One of the issues that all providers are faced with in their clinical practice is deciding what treatment options might fit best with a client who has PTSD. While our brains often go to the first line treatments like PE, CPT and EMDR, sometimes a 10 - 12 session protocol isn't the best fit for the client in front of us who can’t commit to that treatment length or has other reasons that drive a different approach. To truly provide patient-driven care, we, as clinicians, need to have other EBP options at-the-ready to meet our clients where they are. In this episode of Practical for your Practice, CDP’s own Dr. Paula Domenici joins us to talk about her experience with using Written Exposure Therapy (WET) and how it has enhanced her clinical practice.
As many of our listeners know, the Departments of Veterans Affairs and Defense (VA/DoD) Clinical Practice Guideline (CPG) for posttraumatic stress disorder (PTSD) and acute stress disorder (ASD) was released in June of 2023. The CPG, designed to assist clinical decision making, provides recommendations that, in essence, give a clinician a fighting chance of identifying treatments that the research suggests should help their clients. But for many busy providers, it is a lot to unpack and digest!

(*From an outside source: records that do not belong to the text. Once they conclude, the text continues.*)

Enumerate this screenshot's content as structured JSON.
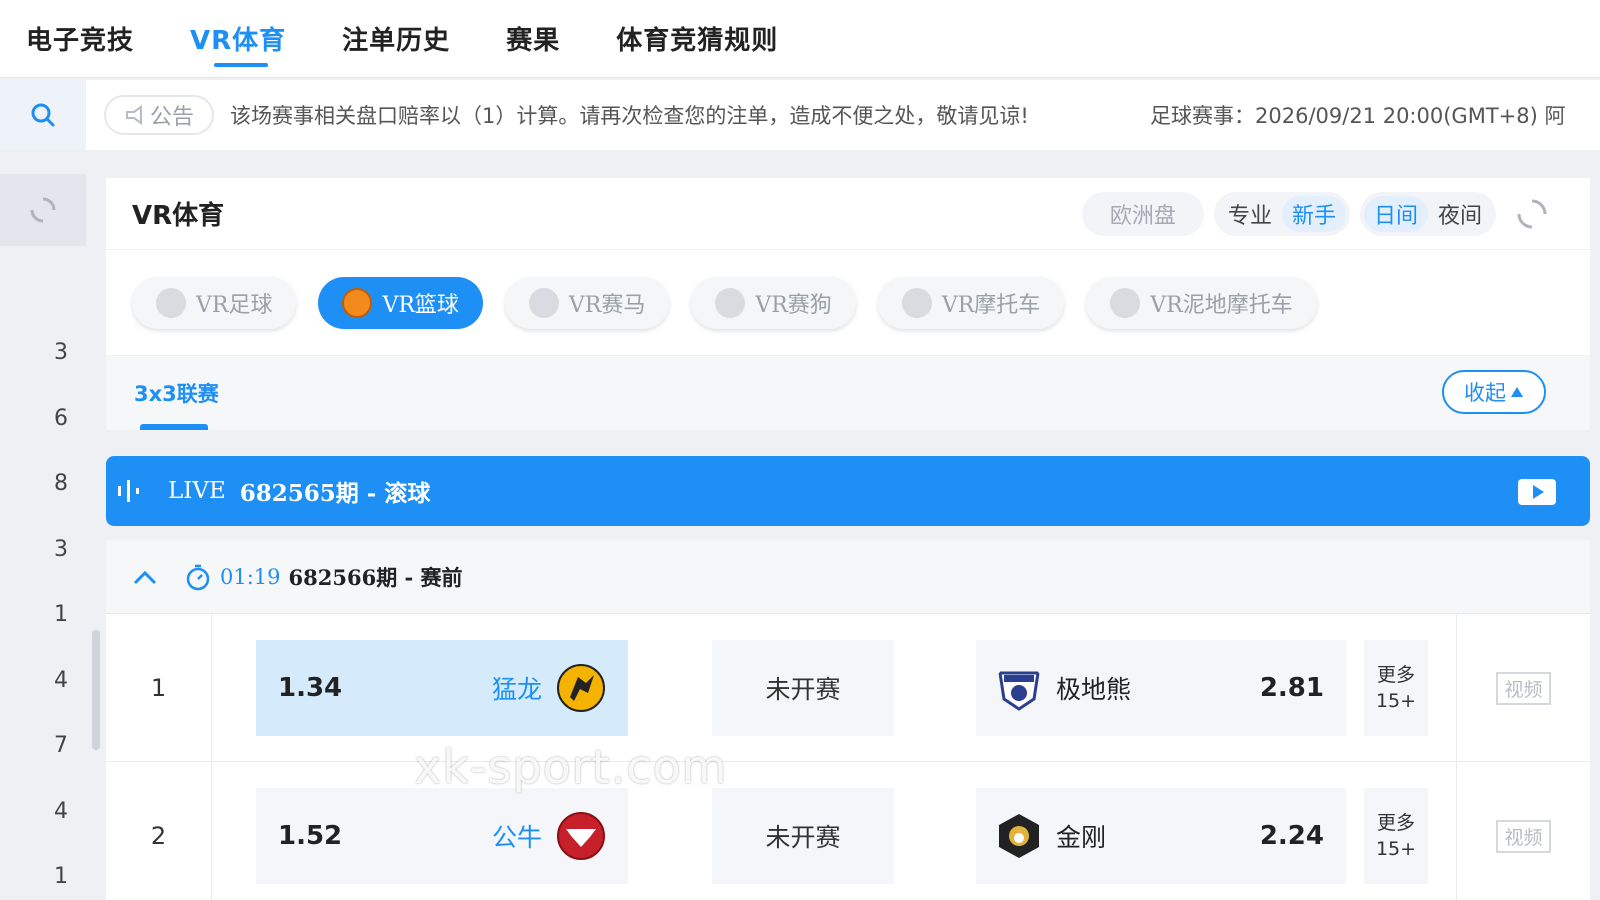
{
  "topnav": {
    "items": [
      {
        "label": "电子竞技",
        "active": false
      },
      {
        "label": "VR体育",
        "active": true
      },
      {
        "label": "注单历史",
        "active": false
      },
      {
        "label": "赛果",
        "active": false
      },
      {
        "label": "体育竞猜规则",
        "active": false
      }
    ]
  },
  "notice": {
    "tag": "公告",
    "text": "该场赛事相关盘口赔率以（1）计算。请再次检查您的注单，造成不便之处，敬请见谅!",
    "text2": "足球赛事：2026/09/21 20:00(GMT+8) 阿"
  },
  "rail": {
    "numbers": [
      "3",
      "6",
      "8",
      "3",
      "1",
      "4",
      "7",
      "4",
      "1"
    ]
  },
  "panel": {
    "title": "VR体育",
    "odds_type": "欧洲盘",
    "mode": {
      "a": "专业",
      "b": "新手"
    },
    "theme": {
      "a": "日间",
      "b": "夜间"
    }
  },
  "sports": [
    {
      "label": "VR足球"
    },
    {
      "label": "VR篮球"
    },
    {
      "label": "VR赛马"
    },
    {
      "label": "VR赛狗"
    },
    {
      "label": "VR摩托车"
    },
    {
      "label": "VR泥地摩托车"
    }
  ],
  "league": {
    "name": "3x3联赛",
    "collapse_label": "收起"
  },
  "live": {
    "label": "LIVE",
    "period": "682565期 - 滚球"
  },
  "upcoming": {
    "timer": "01:19",
    "period": "682566期 - 赛前"
  },
  "matches": [
    {
      "index": "1",
      "home_odds": "1.34",
      "home_team": "猛龙",
      "status": "未开赛",
      "away_team": "极地熊",
      "away_odds": "2.81",
      "more_label": "更多",
      "more_count": "15+",
      "video_label": "视频"
    },
    {
      "index": "2",
      "home_odds": "1.52",
      "home_team": "公牛",
      "status": "未开赛",
      "away_team": "金刚",
      "away_odds": "2.24",
      "more_label": "更多",
      "more_count": "15+",
      "video_label": "视频"
    }
  ],
  "watermark": "xk-sport.com",
  "colors": {
    "accent": "#1e8ff4",
    "selected_bg": "#d5ebfc"
  }
}
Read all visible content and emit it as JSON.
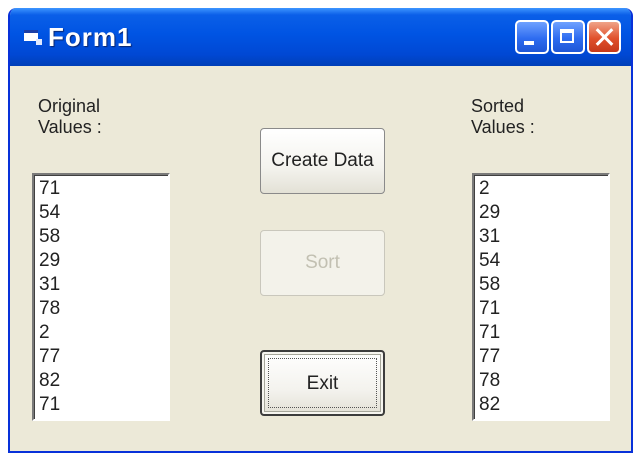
{
  "window": {
    "title": "Form1"
  },
  "labels": {
    "original_line1": "Original",
    "original_line2": "Values :",
    "sorted_line1": "Sorted",
    "sorted_line2": "Values :"
  },
  "original_values": [
    "71",
    "54",
    "58",
    "29",
    "31",
    "78",
    "2",
    "77",
    "82",
    "71"
  ],
  "sorted_values": [
    "2",
    "29",
    "31",
    "54",
    "58",
    "71",
    "71",
    "77",
    "78",
    "82"
  ],
  "buttons": {
    "create_data": "Create Data",
    "sort": "Sort",
    "exit": "Exit"
  },
  "state": {
    "sort_enabled": false,
    "focused_button": "exit"
  },
  "colors": {
    "titlebar": "#0054e3",
    "window_face": "#ece9d8",
    "close_button": "#e0502b"
  },
  "icons": {
    "app": "form-window-icon",
    "minimize": "minimize-icon",
    "maximize": "maximize-icon",
    "close": "close-icon"
  }
}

Suicide Prevention Awareness Month may have officially ended but the efforts being taken by the DoD continue to take shape. In March of 2022, Secretary of Defense Lloyd Austin announced the establishment of the Suicide Prevention and Response Independent Review Committee (SPRIRC). The final report from the committee was released in February of this year and outlined specific recommendations on how the DoD can improve suicide prevention efforts in areas such as treatment access, training and education, public awareness campaigns, behavioral health staffing, research, and DoD policy and regulatory issues as a whole (Iwamasa et al., 2023).